CEH has four research sites located in England, Scotland and Wales. Its annual budget is around £34 million. NERC provides over £21 million; the rest is from external funding.
Centre for Ecology & Hydrology
CEH website - external link
Fax 01491 692424
The National Centre for Atmospheric Science (NCAS) is a world leader in atmospheric science. NCAS carry out research programmes in:
- the science of climate change, including modelling and predictions;
- atmospheric composition, including air quality;
- weather, including hazardous weather;
- technologies for observing and modelling the atmosphere.
NCAS provides national capability in atmospheric science research. The centre performs directed and multi-disciplinary research, using state-of-the-art technologies for observing and modelling the atmosphere.
Additionally, NCAS provide scientific facilities for scientists and researchers across the UK to enable excellent atmospheric science on a national scale. These include a world-leading research aircraft, ground-based instrumentation, access to computer models and facilities for storing and accessing data.
NCAS studentships in air quality & health
Information concerning NCAS coordinated NERC studentships in air quality and atmospheric chemistry and physics can be found on the NCAS website - external link
All queries and applications for research organisations interested in hosting these studentships should email firstname.lastname@example.org
The main administrative centre is at the University of Leeds, however NCAS's three science directorates (climate, weather, atmospheric composition) and its four services and facilities are distributed across many UK universities and related institutions.
National Centre for Atmospheric Science
School of Earth and Environment
University of Leeds
NCAS website - external link
The National Centre for Earth Observation (NCEO) is an established NERC research centre that provides NERC with national capability in earth observation science.
NCEO is building on the considerable expertise of the Centres of Excellence by using data from earth observation satellites to monitor global and regional changes in the environment so that we might predict future environmental conditions.
The National Centre for Earth Observation
Michael Atiyah Building
The University of Leicester
Alternative NERC contact:
The National Oceanography Centre (NOC) is a national research organisation, delivering integrated marine science and technology from the coast to the deep ocean, working in partnership with the UK marine research community.
Wholly owned by NERC, the NOC was formed by bringing together the NERC-managed activity at Liverpool's Proudman Oceanographic Laboratory and the National Oceanography Centre, Southampton, creating the UK's leading institution for sea-level science, coastal and deep-ocean research and technology development.
The centre works in close partnership with institutions across the UK marine science community addressing key science challenges including sea-level change, the oceans' role in climate change, predicting and simulating the behaviour of the oceans through computer modelling, development, the future of the Arctic Ocean and long-term monitoring technologies.

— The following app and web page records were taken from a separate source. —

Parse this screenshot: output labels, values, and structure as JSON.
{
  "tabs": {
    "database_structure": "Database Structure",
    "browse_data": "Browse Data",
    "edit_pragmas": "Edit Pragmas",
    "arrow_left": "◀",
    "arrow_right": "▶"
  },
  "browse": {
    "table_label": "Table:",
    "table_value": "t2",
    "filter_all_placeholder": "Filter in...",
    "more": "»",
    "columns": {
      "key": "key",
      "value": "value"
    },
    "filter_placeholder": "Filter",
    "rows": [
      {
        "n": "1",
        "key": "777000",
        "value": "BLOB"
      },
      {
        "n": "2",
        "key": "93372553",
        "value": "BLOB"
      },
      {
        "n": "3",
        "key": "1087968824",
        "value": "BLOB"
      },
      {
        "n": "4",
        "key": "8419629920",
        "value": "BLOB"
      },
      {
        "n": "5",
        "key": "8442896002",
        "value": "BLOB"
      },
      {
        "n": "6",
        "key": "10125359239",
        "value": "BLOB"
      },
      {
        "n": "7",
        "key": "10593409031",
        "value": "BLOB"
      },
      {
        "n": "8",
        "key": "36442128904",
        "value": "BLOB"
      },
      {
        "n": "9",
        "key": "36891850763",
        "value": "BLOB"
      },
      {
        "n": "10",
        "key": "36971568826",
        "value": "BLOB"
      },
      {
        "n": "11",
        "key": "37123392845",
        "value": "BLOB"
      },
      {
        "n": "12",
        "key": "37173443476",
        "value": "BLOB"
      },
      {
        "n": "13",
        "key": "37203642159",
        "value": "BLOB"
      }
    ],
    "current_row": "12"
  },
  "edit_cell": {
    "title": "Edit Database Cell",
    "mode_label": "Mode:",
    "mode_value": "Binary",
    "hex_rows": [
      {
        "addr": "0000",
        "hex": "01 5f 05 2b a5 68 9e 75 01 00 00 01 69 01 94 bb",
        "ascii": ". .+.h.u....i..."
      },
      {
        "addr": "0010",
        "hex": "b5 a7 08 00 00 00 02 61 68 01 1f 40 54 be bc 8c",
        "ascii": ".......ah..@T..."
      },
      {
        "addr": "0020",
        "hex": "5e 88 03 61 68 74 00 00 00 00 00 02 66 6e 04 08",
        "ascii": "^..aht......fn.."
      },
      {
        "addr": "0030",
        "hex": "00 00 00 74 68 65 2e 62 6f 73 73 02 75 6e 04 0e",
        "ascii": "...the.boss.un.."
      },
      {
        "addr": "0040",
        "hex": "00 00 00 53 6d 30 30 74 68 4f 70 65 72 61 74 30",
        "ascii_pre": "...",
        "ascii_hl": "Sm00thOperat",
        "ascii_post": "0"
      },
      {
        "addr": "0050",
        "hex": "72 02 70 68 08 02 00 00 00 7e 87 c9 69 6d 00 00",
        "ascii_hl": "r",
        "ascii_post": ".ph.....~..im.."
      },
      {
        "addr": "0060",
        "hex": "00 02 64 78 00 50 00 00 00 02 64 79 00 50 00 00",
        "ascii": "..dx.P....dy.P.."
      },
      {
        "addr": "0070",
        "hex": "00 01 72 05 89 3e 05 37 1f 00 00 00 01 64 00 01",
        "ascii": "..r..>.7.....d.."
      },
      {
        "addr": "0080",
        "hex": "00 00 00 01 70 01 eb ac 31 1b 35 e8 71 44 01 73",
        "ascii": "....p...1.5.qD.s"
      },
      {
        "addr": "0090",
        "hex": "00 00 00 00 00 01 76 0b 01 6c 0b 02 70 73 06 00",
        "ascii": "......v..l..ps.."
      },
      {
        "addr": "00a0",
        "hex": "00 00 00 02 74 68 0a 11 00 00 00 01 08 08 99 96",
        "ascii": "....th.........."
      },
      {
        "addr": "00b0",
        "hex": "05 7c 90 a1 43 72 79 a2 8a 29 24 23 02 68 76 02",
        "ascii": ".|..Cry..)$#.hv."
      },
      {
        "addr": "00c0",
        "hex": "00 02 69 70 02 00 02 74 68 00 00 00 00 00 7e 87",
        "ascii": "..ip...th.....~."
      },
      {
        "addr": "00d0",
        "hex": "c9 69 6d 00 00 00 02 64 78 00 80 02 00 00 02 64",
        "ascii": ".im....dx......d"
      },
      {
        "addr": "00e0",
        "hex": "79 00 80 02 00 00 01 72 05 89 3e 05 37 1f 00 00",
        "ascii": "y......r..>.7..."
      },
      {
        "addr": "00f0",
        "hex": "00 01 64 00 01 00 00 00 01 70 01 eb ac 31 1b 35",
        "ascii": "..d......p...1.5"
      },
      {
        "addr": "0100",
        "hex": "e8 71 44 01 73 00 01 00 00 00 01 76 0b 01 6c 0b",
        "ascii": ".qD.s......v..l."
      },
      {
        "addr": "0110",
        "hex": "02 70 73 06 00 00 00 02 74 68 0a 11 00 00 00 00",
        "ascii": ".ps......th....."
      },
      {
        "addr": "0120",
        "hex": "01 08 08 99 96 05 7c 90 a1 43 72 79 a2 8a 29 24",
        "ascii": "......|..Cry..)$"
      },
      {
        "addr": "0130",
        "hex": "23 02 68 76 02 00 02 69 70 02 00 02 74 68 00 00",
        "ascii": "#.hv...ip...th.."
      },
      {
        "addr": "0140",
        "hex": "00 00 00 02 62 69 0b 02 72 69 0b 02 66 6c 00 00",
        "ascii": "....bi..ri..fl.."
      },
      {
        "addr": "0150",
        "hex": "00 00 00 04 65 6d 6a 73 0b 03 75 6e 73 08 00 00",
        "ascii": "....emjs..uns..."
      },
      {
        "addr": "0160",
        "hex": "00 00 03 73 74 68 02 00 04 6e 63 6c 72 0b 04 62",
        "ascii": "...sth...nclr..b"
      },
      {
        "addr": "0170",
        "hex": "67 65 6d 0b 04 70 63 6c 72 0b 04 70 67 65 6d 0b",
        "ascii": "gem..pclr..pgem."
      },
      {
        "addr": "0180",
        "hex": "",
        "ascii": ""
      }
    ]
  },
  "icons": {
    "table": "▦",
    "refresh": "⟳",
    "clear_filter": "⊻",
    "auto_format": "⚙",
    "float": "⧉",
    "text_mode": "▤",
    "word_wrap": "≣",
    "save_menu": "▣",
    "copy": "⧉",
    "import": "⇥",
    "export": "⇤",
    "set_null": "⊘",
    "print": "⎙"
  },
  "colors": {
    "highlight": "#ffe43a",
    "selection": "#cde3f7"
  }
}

The NOC works with many organisations and partners to help deliver national capability through major research facilities, mapping, data management and programmes of sustained observing.
National Oceanography Centre, Southampton
University of Southampton Waterfront Campus
National Oceanography Centre, Liverpool
Joseph Proudman Building
6 Brownlow Street
NOC website - external link
0238 059 6666 (Southampton)
0151 795 4800 (Liverpool)